Henri Matisse was born on December 31st, 1869 and grew up in northern France where he worked hard at school. He studied law in Paris and in 1888 became a law clerk. However, in 1889 he became ill with appendicitis. Whilst he was recovering in bed, he developed a love of painting and art which led to him leaving his career in Law.
He studied Art in Paris and learnt about impressionism art including the work of Van Gogh and Cezanne. His first painting The Dinner Table was inspired by their work.
In the early 1900s he changed his style of painting with lots of bright colours used in unusual ways so that it expressed emotion rather than looking real. His painting Woman with a Hat was an example of this and the style of painting became known as Fauvism - the wild beasts.

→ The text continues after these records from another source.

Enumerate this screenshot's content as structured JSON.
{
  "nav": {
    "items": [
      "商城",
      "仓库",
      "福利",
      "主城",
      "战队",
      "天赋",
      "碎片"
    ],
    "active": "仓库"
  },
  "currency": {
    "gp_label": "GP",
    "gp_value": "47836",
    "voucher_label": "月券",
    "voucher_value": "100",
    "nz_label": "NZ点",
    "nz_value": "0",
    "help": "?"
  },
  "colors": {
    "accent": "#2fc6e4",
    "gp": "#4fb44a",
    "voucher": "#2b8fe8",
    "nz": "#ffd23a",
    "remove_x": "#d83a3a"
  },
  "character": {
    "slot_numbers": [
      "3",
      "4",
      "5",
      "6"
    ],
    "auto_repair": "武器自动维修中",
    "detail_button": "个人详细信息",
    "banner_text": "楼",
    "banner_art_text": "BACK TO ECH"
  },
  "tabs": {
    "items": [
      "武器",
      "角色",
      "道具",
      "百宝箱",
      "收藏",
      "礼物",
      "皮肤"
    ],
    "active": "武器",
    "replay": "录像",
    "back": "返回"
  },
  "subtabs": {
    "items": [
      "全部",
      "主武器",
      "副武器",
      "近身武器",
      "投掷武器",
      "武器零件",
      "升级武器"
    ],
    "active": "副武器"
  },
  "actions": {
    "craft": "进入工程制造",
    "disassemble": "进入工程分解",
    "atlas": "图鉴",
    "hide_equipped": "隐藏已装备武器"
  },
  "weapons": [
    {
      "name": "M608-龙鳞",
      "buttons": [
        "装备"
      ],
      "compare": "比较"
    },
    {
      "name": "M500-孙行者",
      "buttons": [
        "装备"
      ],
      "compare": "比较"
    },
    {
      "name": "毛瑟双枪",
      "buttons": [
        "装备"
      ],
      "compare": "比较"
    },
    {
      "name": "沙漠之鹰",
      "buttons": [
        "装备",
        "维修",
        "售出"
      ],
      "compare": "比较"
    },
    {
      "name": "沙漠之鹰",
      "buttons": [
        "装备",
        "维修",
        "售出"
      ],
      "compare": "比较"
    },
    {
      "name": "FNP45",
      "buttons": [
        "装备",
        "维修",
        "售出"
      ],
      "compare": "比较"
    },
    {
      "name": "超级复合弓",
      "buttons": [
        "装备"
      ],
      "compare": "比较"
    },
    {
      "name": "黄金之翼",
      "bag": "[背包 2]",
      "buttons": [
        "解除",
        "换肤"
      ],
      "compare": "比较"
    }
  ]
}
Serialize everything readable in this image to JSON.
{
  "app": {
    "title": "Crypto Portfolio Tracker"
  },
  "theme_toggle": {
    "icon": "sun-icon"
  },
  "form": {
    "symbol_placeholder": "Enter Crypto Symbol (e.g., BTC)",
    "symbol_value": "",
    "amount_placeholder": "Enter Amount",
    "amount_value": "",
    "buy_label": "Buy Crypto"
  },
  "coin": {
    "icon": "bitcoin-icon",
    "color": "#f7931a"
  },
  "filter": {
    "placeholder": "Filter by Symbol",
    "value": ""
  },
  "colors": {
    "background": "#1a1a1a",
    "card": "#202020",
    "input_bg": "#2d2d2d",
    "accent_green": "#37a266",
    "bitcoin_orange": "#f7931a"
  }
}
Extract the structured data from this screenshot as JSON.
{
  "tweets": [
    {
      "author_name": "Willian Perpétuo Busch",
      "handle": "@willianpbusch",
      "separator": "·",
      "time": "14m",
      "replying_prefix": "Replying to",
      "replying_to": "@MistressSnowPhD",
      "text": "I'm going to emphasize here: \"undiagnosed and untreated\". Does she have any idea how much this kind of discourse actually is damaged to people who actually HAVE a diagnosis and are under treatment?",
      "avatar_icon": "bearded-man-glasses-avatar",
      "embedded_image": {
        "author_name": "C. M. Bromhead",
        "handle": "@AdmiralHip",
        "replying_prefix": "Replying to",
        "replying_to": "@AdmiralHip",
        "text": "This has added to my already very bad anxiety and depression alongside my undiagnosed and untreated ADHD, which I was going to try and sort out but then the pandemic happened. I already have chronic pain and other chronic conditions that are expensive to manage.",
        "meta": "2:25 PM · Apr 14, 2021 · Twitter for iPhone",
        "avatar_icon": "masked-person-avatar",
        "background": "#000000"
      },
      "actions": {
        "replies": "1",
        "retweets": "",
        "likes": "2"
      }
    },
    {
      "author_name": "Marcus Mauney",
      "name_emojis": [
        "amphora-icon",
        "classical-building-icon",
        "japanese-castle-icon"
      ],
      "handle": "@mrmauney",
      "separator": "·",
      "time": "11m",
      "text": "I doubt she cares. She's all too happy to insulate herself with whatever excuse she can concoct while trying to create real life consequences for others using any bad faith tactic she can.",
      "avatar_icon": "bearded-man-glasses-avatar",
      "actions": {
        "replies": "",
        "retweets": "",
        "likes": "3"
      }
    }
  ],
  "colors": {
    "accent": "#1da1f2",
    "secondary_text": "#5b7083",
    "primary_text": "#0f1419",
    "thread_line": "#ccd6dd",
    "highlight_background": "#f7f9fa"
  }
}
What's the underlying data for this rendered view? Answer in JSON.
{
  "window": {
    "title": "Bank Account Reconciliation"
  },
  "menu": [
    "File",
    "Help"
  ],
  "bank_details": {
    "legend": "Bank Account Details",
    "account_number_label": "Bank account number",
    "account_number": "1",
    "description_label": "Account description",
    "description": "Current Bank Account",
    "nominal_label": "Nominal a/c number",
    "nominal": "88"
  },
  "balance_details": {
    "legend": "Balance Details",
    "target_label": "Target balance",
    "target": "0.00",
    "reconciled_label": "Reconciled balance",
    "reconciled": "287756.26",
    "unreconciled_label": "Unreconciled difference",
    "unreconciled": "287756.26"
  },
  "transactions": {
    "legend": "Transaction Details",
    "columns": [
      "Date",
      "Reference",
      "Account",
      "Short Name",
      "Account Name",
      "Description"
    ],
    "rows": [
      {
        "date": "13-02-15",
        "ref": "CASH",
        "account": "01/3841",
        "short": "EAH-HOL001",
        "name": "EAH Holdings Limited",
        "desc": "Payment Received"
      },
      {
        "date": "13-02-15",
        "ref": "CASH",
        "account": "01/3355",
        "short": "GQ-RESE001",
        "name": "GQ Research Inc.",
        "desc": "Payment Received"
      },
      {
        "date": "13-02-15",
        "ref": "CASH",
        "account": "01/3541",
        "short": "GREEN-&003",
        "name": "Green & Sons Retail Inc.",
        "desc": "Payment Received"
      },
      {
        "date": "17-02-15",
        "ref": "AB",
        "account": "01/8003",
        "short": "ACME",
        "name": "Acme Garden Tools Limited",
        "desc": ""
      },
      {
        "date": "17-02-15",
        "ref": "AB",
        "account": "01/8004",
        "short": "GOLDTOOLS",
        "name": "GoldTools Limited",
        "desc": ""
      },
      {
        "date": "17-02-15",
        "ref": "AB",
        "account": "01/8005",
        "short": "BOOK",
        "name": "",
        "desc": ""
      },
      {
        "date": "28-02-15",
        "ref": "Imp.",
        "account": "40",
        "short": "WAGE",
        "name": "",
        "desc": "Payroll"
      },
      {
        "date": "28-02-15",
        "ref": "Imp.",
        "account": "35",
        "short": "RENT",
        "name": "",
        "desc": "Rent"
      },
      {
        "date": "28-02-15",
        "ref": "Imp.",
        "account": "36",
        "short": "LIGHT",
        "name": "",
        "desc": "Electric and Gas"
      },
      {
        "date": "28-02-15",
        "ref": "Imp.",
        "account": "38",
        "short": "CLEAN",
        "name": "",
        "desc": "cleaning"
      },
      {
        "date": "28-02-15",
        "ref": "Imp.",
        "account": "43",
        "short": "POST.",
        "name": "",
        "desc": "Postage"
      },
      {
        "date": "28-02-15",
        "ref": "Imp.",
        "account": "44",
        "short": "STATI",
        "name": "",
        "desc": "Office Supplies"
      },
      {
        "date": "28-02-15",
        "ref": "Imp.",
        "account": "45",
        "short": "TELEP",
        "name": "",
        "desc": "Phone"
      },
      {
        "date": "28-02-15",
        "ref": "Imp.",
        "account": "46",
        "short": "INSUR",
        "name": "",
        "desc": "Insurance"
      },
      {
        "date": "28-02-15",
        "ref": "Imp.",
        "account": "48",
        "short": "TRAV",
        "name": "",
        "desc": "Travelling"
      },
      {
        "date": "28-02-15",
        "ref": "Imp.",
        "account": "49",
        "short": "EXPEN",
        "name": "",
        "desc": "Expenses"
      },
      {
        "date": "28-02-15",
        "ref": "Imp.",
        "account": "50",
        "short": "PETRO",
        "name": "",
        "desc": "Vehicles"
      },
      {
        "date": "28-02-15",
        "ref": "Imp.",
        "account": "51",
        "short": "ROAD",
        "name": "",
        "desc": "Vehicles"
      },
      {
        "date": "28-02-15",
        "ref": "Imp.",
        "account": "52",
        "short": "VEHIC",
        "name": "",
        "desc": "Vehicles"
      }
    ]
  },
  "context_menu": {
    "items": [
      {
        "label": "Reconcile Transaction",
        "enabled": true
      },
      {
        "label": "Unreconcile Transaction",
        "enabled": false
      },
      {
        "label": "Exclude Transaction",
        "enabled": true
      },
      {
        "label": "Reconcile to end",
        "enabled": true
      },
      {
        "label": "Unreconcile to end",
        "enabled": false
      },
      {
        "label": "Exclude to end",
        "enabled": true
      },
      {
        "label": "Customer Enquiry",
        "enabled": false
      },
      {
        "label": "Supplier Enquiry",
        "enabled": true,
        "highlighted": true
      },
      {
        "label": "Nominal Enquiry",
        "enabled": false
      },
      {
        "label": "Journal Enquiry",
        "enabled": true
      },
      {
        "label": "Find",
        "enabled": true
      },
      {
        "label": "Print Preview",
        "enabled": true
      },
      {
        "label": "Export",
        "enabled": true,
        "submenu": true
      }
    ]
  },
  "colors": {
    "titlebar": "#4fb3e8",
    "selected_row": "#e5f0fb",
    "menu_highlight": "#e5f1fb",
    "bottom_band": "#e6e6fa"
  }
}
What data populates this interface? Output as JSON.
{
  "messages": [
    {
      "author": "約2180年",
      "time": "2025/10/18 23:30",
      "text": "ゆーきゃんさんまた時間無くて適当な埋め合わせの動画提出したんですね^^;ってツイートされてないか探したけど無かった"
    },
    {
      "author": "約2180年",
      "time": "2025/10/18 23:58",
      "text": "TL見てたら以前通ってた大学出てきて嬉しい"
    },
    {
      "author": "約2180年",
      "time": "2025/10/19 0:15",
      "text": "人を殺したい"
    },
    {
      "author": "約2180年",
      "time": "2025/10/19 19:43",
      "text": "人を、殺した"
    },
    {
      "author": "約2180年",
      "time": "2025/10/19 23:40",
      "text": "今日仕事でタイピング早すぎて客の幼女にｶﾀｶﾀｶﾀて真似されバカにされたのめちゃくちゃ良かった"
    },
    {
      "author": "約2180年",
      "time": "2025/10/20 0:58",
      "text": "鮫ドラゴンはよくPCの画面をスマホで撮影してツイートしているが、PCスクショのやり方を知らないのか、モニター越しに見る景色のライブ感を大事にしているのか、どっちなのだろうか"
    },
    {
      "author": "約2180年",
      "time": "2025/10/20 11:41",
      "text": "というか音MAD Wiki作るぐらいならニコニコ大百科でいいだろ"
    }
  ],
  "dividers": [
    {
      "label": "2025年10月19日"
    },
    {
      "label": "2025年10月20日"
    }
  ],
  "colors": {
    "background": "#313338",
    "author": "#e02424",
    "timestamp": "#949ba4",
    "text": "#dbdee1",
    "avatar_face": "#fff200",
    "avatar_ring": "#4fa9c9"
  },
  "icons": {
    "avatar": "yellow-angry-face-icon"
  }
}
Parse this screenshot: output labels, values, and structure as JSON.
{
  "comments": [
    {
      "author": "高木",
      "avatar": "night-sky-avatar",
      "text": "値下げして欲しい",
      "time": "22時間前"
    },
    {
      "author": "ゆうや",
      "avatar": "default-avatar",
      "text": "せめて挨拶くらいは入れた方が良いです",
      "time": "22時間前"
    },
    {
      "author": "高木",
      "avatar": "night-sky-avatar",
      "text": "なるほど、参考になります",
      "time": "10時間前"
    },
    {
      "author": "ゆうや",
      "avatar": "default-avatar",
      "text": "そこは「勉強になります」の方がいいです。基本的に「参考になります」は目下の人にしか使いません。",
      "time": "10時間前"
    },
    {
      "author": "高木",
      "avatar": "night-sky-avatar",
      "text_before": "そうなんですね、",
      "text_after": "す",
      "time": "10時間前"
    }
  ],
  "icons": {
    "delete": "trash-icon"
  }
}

Between 1908 and 1911 he ran a small art school in Paris called Academie Matisse.
After surgery, Matisse was ill and confined first to his bed then to his house in a wheelchair. This led him to change his style of work completely and he began to cut out paper to make collages. He was inspired by nature and created gardens with birds in and he also had a team of painters to paint white paper with gouache which he cut up and then experimented with where to place the cut outs. His pictures often give the impression of an animal without looking exactly like one - there are videos of the exhibition of his work at The Tate in 2014.
To create your own work in the style of Matisse use whatever you can find in your house - paper or fabric try and make it as bright as possible. Cut out different shapes and let your paper do the drawing instead of a pencil. Experiment with where to put the pieces until you like the combination and glue them down. In the Easter holidays you may want to make a Matisse style Easter egg.
Email your creations to Year3@linaker.org.uk and we will add them to the website.